Next, both Priest and people adore Jesus Christ crucified,
expressing their adoration by kneeling thrice before they kiss
the sacred wounds represented by the figure on the cross.
This ceremony is a great stumbling-block to Protestants,
who think us guilty of idolatry by it, especially when the Rubrick
calls it, the Adoration of the Cross, and the Choir at the same time
sing, We adore thy Cross, O Lord, &c.
But we presume they will give us leave to know
the meaning of our own words and actions, and believe us,
when we tell them, that our genuflexion, and kissing of the cross,
are no more than outward expressions of the love and adoration
which we bear in our hearts to Jesus Christ crucified;
and that the words adoration and adore, as applied to the Cross,
signify only that respect and veneration which is due
to things relating to God and his service.
Here is a section from the Imitation of Christ by Thomas à Kempis (d. 1471):
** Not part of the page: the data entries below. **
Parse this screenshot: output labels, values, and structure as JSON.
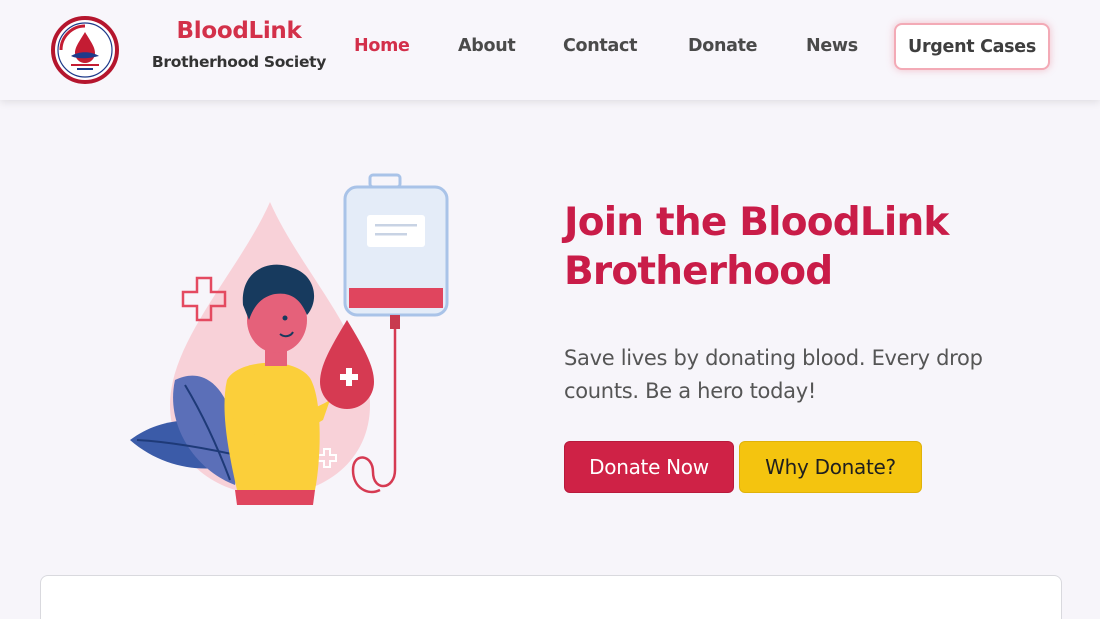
{
  "brand": {
    "name": "BloodLink",
    "subtitle": "Brotherhood Society"
  },
  "nav": {
    "items": [
      {
        "label": "Home",
        "active": true
      },
      {
        "label": "About",
        "active": false
      },
      {
        "label": "Contact",
        "active": false
      },
      {
        "label": "Donate",
        "active": false
      },
      {
        "label": "News",
        "active": false
      }
    ],
    "urgent_label": "Urgent Cases"
  },
  "hero": {
    "title": "Join the BloodLink Brotherhood",
    "text": "Save lives by donating blood. Every drop counts. Be a hero today!",
    "primary_button": "Donate Now",
    "secondary_button": "Why Donate?"
  },
  "icons": {
    "logo": "blood-drop-logo-icon",
    "illustration": "blood-donation-illustration"
  },
  "colors": {
    "brand_red": "#d3314a",
    "hero_title": "#c91c48",
    "primary_button": "#cf2246",
    "secondary_button": "#f4c40f",
    "background": "#f7f5fa"
  }
}
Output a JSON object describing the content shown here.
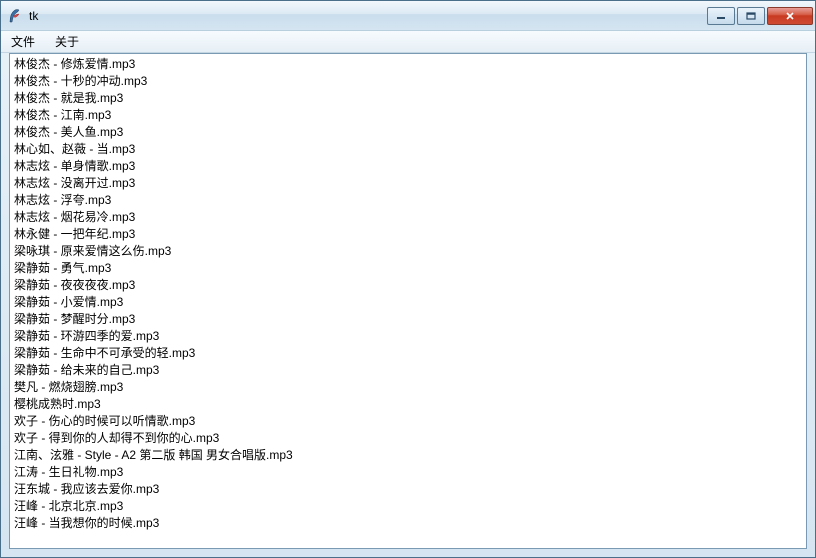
{
  "window": {
    "title": "tk"
  },
  "menu": {
    "file": "文件",
    "about": "关于"
  },
  "files": [
    "林俊杰 - 修炼爱情.mp3",
    "林俊杰 - 十秒的冲动.mp3",
    "林俊杰 - 就是我.mp3",
    "林俊杰 - 江南.mp3",
    "林俊杰 - 美人鱼.mp3",
    "林心如、赵薇 - 当.mp3",
    "林志炫 - 单身情歌.mp3",
    "林志炫 - 没离开过.mp3",
    "林志炫 - 浮夸.mp3",
    "林志炫 - 烟花易冷.mp3",
    "林永健 - 一把年纪.mp3",
    "梁咏琪 - 原来爱情这么伤.mp3",
    "梁静茹 - 勇气.mp3",
    "梁静茹 - 夜夜夜夜.mp3",
    "梁静茹 - 小爱情.mp3",
    "梁静茹 - 梦醒时分.mp3",
    "梁静茹 - 环游四季的爱.mp3",
    "梁静茹 - 生命中不可承受的轻.mp3",
    "梁静茹 - 给未来的自己.mp3",
    "樊凡 - 燃烧翅膀.mp3",
    "樱桃成熟时.mp3",
    "欢子 - 伤心的时候可以听情歌.mp3",
    "欢子 - 得到你的人却得不到你的心.mp3",
    "江南、泫雅 - Style - A2 第二版 韩国 男女合唱版.mp3",
    "江涛 - 生日礼物.mp3",
    "汪东城 - 我应该去爱你.mp3",
    "汪峰 - 北京北京.mp3",
    "汪峰 - 当我想你的时候.mp3"
  ]
}
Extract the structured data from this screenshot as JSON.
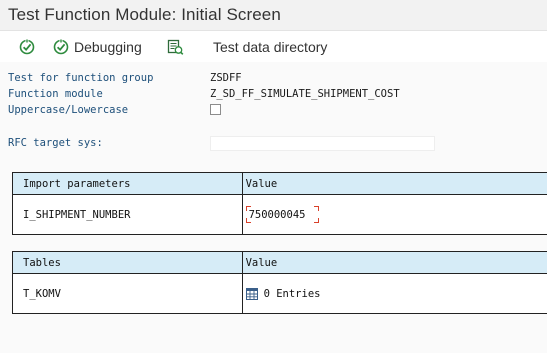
{
  "window": {
    "title": "Test Function Module: Initial Screen"
  },
  "toolbar": {
    "execute_icon": "execute-icon",
    "debugging_label": "Debugging",
    "debugging_icon": "debug-execute-icon",
    "test_data_label": "Test data directory",
    "test_data_icon": "test-data-directory-icon"
  },
  "form": {
    "function_group_label": "Test for function group",
    "function_group_value": "ZSDFF",
    "function_module_label": "Function module",
    "function_module_value": "Z_SD_FF_SIMULATE_SHIPMENT_COST",
    "case_label": "Uppercase/Lowercase",
    "case_checked": false,
    "rfc_label": "RFC target sys:",
    "rfc_value": ""
  },
  "import_table": {
    "headers": [
      "Import parameters",
      "Value"
    ],
    "rows": [
      {
        "param": "I_SHIPMENT_NUMBER",
        "value": "750000045"
      }
    ]
  },
  "tables_table": {
    "headers": [
      "Tables",
      "Value"
    ],
    "rows": [
      {
        "param": "T_KOMV",
        "value": "0 Entries",
        "icon": "table-icon"
      }
    ]
  },
  "colors": {
    "label_blue": "#1d4f7a",
    "header_bg": "#d6ecf7",
    "required_marker": "#d9412b",
    "icon_green": "#2e8b3e"
  }
}
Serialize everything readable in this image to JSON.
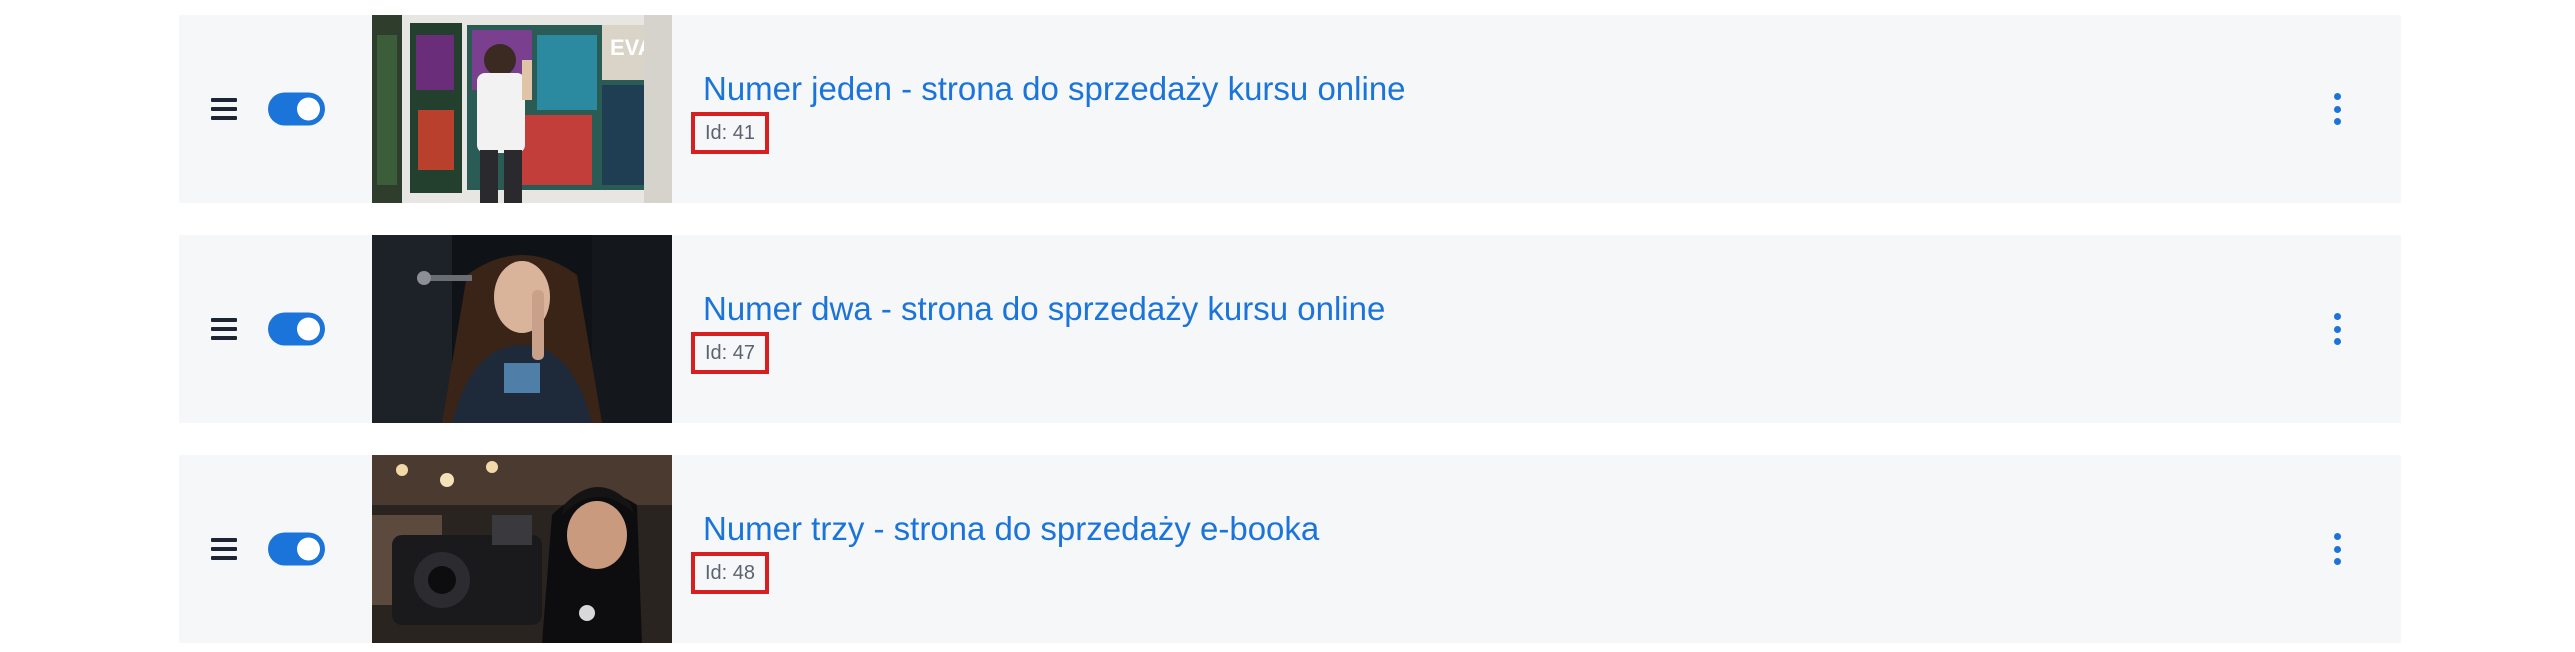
{
  "colors": {
    "accent": "#1a74d9",
    "row_background": "#f6f7f9",
    "highlight_border": "#d71f1f",
    "id_text": "#5b6270"
  },
  "icons": {
    "drag": "drag-handle-icon",
    "toggle": "toggle-switch",
    "menu": "kebab-menu-icon"
  },
  "pages": [
    {
      "title": "Numer jeden - strona do sprzedaży kursu online",
      "id_label": "Id: 41",
      "enabled": true,
      "thumbnail": "graffiti-artist-painting-wall"
    },
    {
      "title": "Numer dwa - strona do sprzedaży kursu online",
      "id_label": "Id: 47",
      "enabled": true,
      "thumbnail": "woman-singing-microphone"
    },
    {
      "title": "Numer trzy - strona do sprzedaży e-booka",
      "id_label": "Id: 48",
      "enabled": true,
      "thumbnail": "man-with-video-camera"
    }
  ]
}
HY FEAREST THOU then to take up the cross which leadeth to a kingdom? In the Cross is health, in the Cross is life, in the Cross is protection from enemies, in the Cross is heavenly sweetness, in the Cross strength of mind, in the Cross joy of the spirit, in the Cross the height of virtue, in the Cross perfection of holiness. There is no health of the soul, no hope of eternal life, save in the Cross. Take up therefore, thy cross and follow Jesus and thou shalt go into eternal life.
The hymn for Palm Sunday and Good Friday:
1. Vexílla Regis pródeunt:
Fulget Crucis mystérium,
Quo carne carnis Cónditor
Suspénsus est patíbulo.
2. Quo vulnerátus ínsuper
Mucróne diro lánceae,
Ut nos laváret crímine,
Manávit unda et sánguine.
3. Impléta sunt quae cóncinit
David fidéli cármine,
Dicens: In natiónibus
Regnávit a ligno Deus.
4. Arbor decóra et fúlgida,
Ornáta Regis púrpura,
Elécta digno stípite
Tam sancta membra tángere.
5. Beáta, cujus bráchiis
Saecli pepéndit prétium,
Statéra facta córporis,
Praedémque tulit tártari.
6. O Crux, ave, spes única,
Hoc Passiónis témpore,
Auge piis justítiam,
Reísque dona véniam.
7. Te summa, Deus, Trínitas,
Colláudet omnis spíritus:
Quos per Crucis mystérium
Salvas, rege per saécula.
English translation by Fr. Matthew Britt, OSB:
1. The banners of the King come forth;
brightly gleams the mystery of the Cross,
on which Life suffered death,
and by His death, obtained for us life.
2. He was wounded
by the cruel point of a spear,
and there issued forth water and blood
to cleanse us from the defilements of sin.
3. Now is fulfilled
what David foretold in faithful song,
saying to the nations:
“God has reigned from a Tree.”
4. O beautiful and resplendent Tree
adorned with the purple of the King,
chosen to bear
on thy worthy trunk, limbs so holy.
5. O blessed Tree upon whose branches
hung the ransom of the world;
it was made the balance of the body,
and snatched away the (expected) prey of hell.
6. Hail, O Cross, our only hope!
In this Passiontide (*mutable)
increase grace in the just,
and for sinners, blot out their sins.
7. May every spirit praise Thee,
O Trinity, Thou fount of salvation;
to whom Thou gavest the victory of the Cross,
grant also the reward.
NOTES FROM THIS ARTICLE:
1 Charles Cole is a famous conductor—but you might not realize he’s also a fabulous photographer. The 2013 article URL can be found here.